Reactive operators

An operator is a function that takes one observable (the source) as its first argument and returns another observable (the destination, or outer observable). Then for every item that the source observable emits, it will apply a function to that item, and then emit it on the destination Observable. It can even emit another Observable on the destination observable. This is called an inner observable.

An operator that emits inner observables can be followed by another operator that in some way combines the items emitted by all the inner observables and emits the item on its outer observable. Examples include:

Operators can be chained together to create complex data flows that filter events based on certain criteria. Multiple operators can be applied to the same observable.

Some of the operators that can be used in Reactive Extensions may be familiar to programmers who use functional programming language, such as map, reduce, group, and zip.[3] There are many other operators available in Reactive Extensions, though the operators available in a particular implementation for a programming language may vary.

Reactive operator examples

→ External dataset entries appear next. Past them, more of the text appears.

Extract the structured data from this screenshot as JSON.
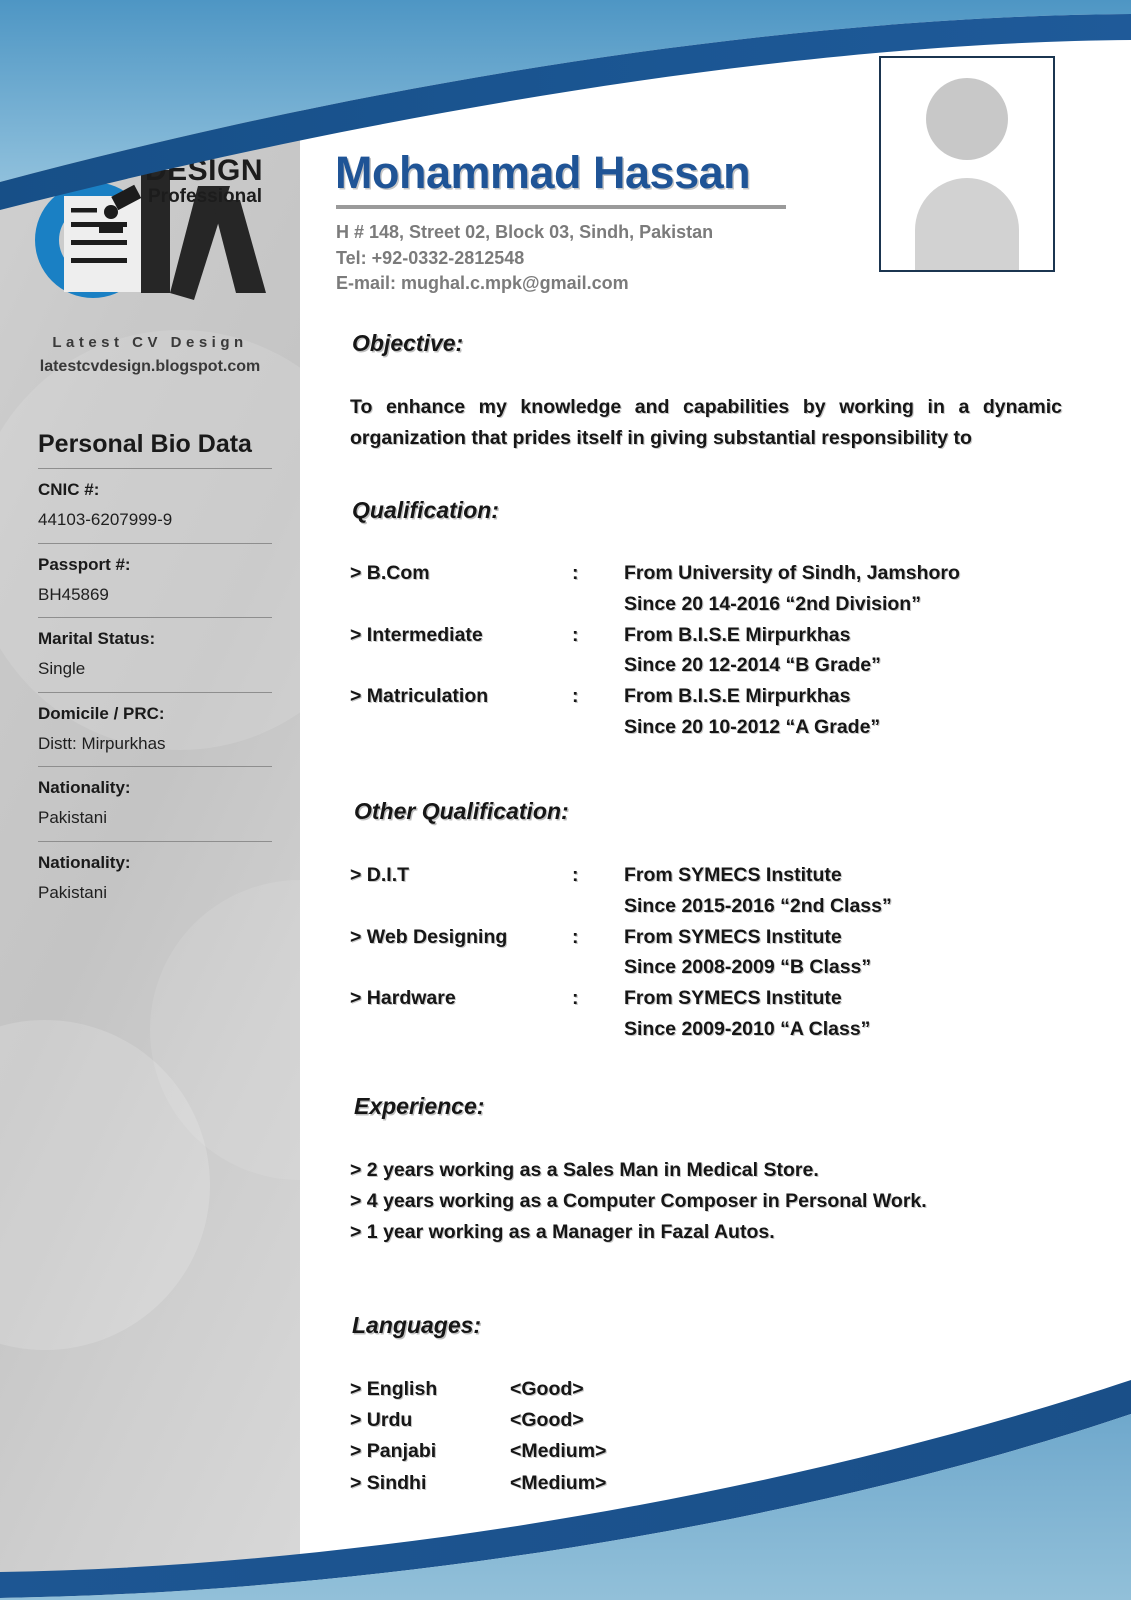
{
  "colors": {
    "accent_blue": "#1f5496",
    "swoosh_dark_blue": "#1b5693",
    "swoosh_light_blue": "#6fa8cc",
    "sidebar_gray": "#c9c9c9",
    "photo_border": "#1b3550",
    "contact_gray": "#7b7b7b"
  },
  "brand": {
    "logo_letters": "CV",
    "logo_design": "DESIGN",
    "logo_professional": "Professional",
    "tagline": "Latest CV Design",
    "url": "latestcvdesign.blogspot.com"
  },
  "header": {
    "name": "Mohammad Hassan",
    "address": "H # 148, Street 02, Block 03, Sindh, Pakistan",
    "phone": "Tel: +92-0332-2812548",
    "email": "E-mail: mughal.c.mpk@gmail.com"
  },
  "photo": {
    "alt": "applicant photo placeholder"
  },
  "sidebar": {
    "title": "Personal Bio Data",
    "fields": [
      {
        "label": "CNIC #:",
        "value": "44103-6207999-9"
      },
      {
        "label": "Passport #:",
        "value": "BH45869"
      },
      {
        "label": "Marital Status:",
        "value": "Single"
      },
      {
        "label": "Domicile / PRC:",
        "value": "Distt: Mirpurkhas"
      },
      {
        "label": "Nationality:",
        "value": "Pakistani"
      },
      {
        "label": "Nationality:",
        "value": "Pakistani"
      }
    ]
  },
  "sections": {
    "objective": {
      "heading": "Objective:",
      "body": "To enhance my knowledge and capabilities by working in a dynamic organization that prides itself in giving substantial responsibility to"
    },
    "qualification": {
      "heading": "Qualification:",
      "rows": [
        {
          "term": "> B.Com",
          "colon": ":",
          "line1": "From University of Sindh, Jamshoro",
          "line2": "Since 20 14-2016 “2nd Division”"
        },
        {
          "term": "> Intermediate",
          "colon": ":",
          "line1": "From B.I.S.E Mirpurkhas",
          "line2": "Since 20 12-2014 “B Grade”"
        },
        {
          "term": "> Matriculation",
          "colon": ":",
          "line1": "From B.I.S.E Mirpurkhas",
          "line2": "Since 20 10-2012 “A Grade”"
        }
      ]
    },
    "other_qualification": {
      "heading": "Other Qualification:",
      "rows": [
        {
          "term": "> D.I.T",
          "colon": ":",
          "line1": "From SYMECS Institute",
          "line2": "Since 2015-2016 “2nd Class”"
        },
        {
          "term": "> Web Designing",
          "colon": ":",
          "line1": "From SYMECS Institute",
          "line2": "Since 2008-2009 “B Class”"
        },
        {
          "term": "> Hardware",
          "colon": ":",
          "line1": "From SYMECS Institute",
          "line2": "Since 2009-2010 “A Class”"
        }
      ]
    },
    "experience": {
      "heading": "Experience:",
      "items": [
        "> 2 years working as a Sales Man in Medical Store.",
        "> 4 years working as a Computer Composer in Personal Work.",
        "> 1 year working as a Manager in Fazal Autos."
      ]
    },
    "languages": {
      "heading": "Languages:",
      "rows": [
        {
          "name": "> English",
          "level": "<Good>"
        },
        {
          "name": "> Urdu",
          "level": "<Good>"
        },
        {
          "name": "> Panjabi",
          "level": "<Medium>"
        },
        {
          "name": "> Sindhi",
          "level": "<Medium>"
        }
      ]
    }
  }
}
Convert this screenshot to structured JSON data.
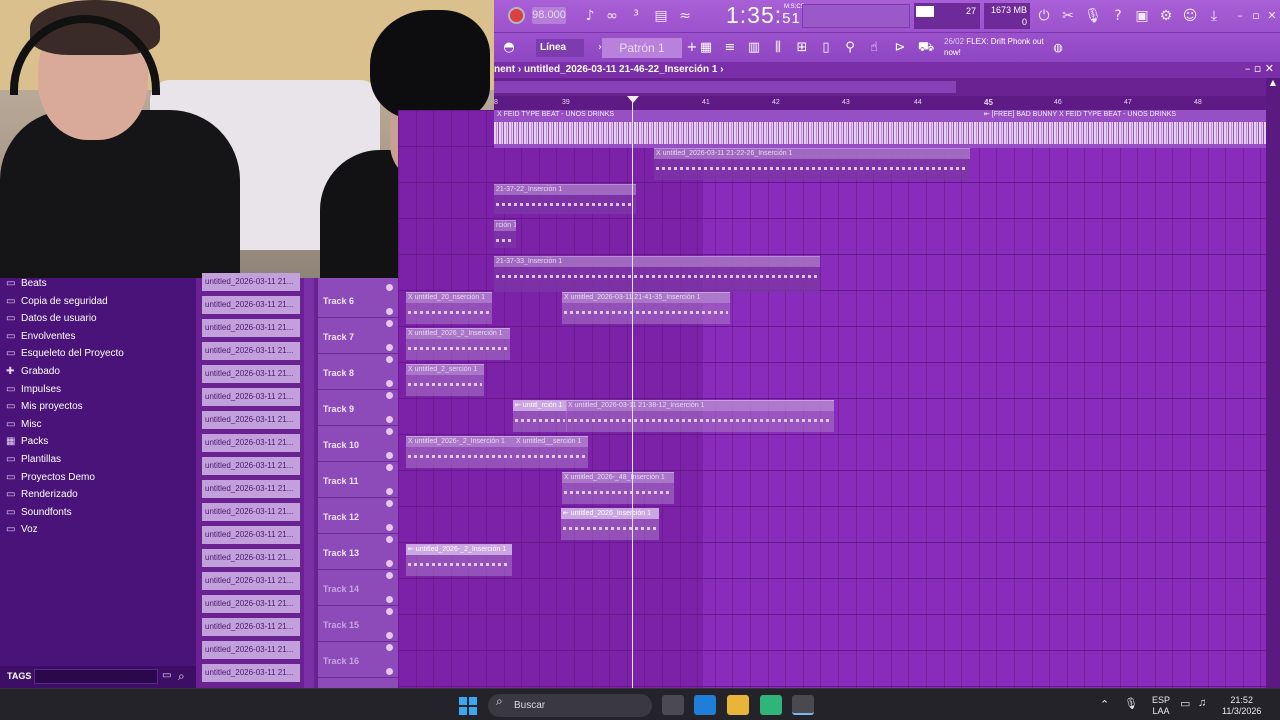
{
  "toolbar": {
    "tempo": "98.000",
    "clock_main": "1:35",
    "clock_small": "51",
    "clock_unit": "M:S:CS",
    "cpu_value": "27",
    "memory_value": "1673 MB",
    "memory_sub": "0",
    "mode": "Línea",
    "pattern": "Patrón 1",
    "news_date": "26/02",
    "news_text": "FLEX: Drift Phonk out now!"
  },
  "playlist": {
    "title": "nent › untitled_2026-03-11 21-46-22_Inserción 1 ›",
    "ruler": [
      "8",
      "39",
      "41",
      "42",
      "43",
      "44",
      "45",
      "46",
      "47",
      "48"
    ],
    "top_clip_left": "X FEID TYPE BEAT - UNOS DRINKS",
    "top_clip_right": "⇤ [FREE] BAD BUNNY X FEID TYPE BEAT - UNOS DRINKS",
    "clips": [
      "X untitled_2026-03-11 21-22-26_Inserción 1",
      "21-37-22_Inserción 1",
      "rción 1",
      "21-37-33_Inserción 1",
      "X untitled_20_nserción 1",
      "X untitled_2026-03-11 21-41-35_Inserción 1",
      "X untitled_2026_2_Inserción 1",
      "X untitled_2_serción 1",
      "⇤ untitl_rción 1",
      "X untitled_2026-03-11 21-38-12_Inserción 1",
      "X untitled_2026-_2_Inserción 1",
      "X untitled__serción 1",
      "X untitled_2026-_48_Inserción 1",
      "⇤ untitled_2026_Inserción 1",
      "⇤ untitled_2026-_2_Inserción 1"
    ]
  },
  "tracks": [
    "Track 6",
    "Track 7",
    "Track 8",
    "Track 9",
    "Track 10",
    "Track 11",
    "Track 12",
    "Track 13",
    "Track 14",
    "Track 15",
    "Track 16"
  ],
  "browser": {
    "items": [
      "Beats",
      "Copia de seguridad",
      "Datos de usuario",
      "Envolventes",
      "Esqueleto del Proyecto",
      "Grabado",
      "Impulses",
      "Mis proyectos",
      "Misc",
      "Packs",
      "Plantillas",
      "Proyectos Demo",
      "Renderizado",
      "Soundfonts",
      "Voz"
    ],
    "tags_label": "TAGS",
    "files": [
      "untitled_2026-03-11 21...",
      "untitled_2026-03-11 21...",
      "untitled_2026-03-11 21...",
      "untitled_2026-03-11 21...",
      "untitled_2026-03-11 21...",
      "untitled_2026-03-11 21...",
      "untitled_2026-03-11 21...",
      "untitled_2026-03-11 21...",
      "untitled_2026-03-11 21...",
      "untitled_2026-03-11 21...",
      "untitled_2026-03-11 21...",
      "untitled_2026-03-11 21...",
      "untitled_2026-03-11 21...",
      "untitled_2026-03-11 21...",
      "untitled_2026-03-11 21...",
      "untitled_2026-03-11 21...",
      "untitled_2026-03-11 21...",
      "untitled_2026-03-11 21..."
    ]
  },
  "taskbar": {
    "search": "Buscar",
    "lang": "ESP",
    "lang_sub": "LAA",
    "time": "21:52",
    "date": "11/3/2026"
  }
}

Here is an example of using the map and reduce operators. We create an observable from a list of numbers. The map operator will then multiply each number by two and return an observable. The reduce operator will then sum up all the numbers provided to it (the value of 0 is the starting point). Calling subscribe will register an observer that will observe the values from the observable produced by the chain of operators. With the subscribe method, we are able to pass in an error-handling function, called whenever an error is emitted in the observable, and a completion function when the observable has finished emitting items.

import { of, Observable, map, reduce } from 'rxjs';

const source: Observable<number> = of(1, 2, 3, 4, 5);
    map((value) => value * 2),
    reduce((sum, value) => sum + value, 0)
    next: (value) => {
    error: (error) => {
    complete: () => {

The above example uses the RxJS implementation of Reactive Extensions for the JavaScript programming language.


Reactive Extensions (Rx) was created by the Cloud Programmability Team at Microsoft around 2011, as a byproduct of a larger effort called Volta. It was originally intended to provide an abstraction for events across different tiers in an application to support tier splitting in Volta. The project's logo represents an electric eel, which is a reference to Volta. The extensions suffix in the name is a reference to the Parallel Extensions technology which was invented around the same time; the two are considered complementary.

The initial implementation of Rx was for .NET Framework and was released on June 21, 2011. Later, the team started the implementation of Rx for other platforms, including JavaScript and C++. The technology was released as open source in late 2012, initially on CodePlex. Later, the code moved to GitHub.

See also


  1. ^ "ReactiveX". Retrieved 2020-02-20.
  2. ^ a b "ReactiveX - Introduction". Retrieved 23 September 2018.
  3. ^ "ReactiveX - Operators". Retrieved 23 September 2018.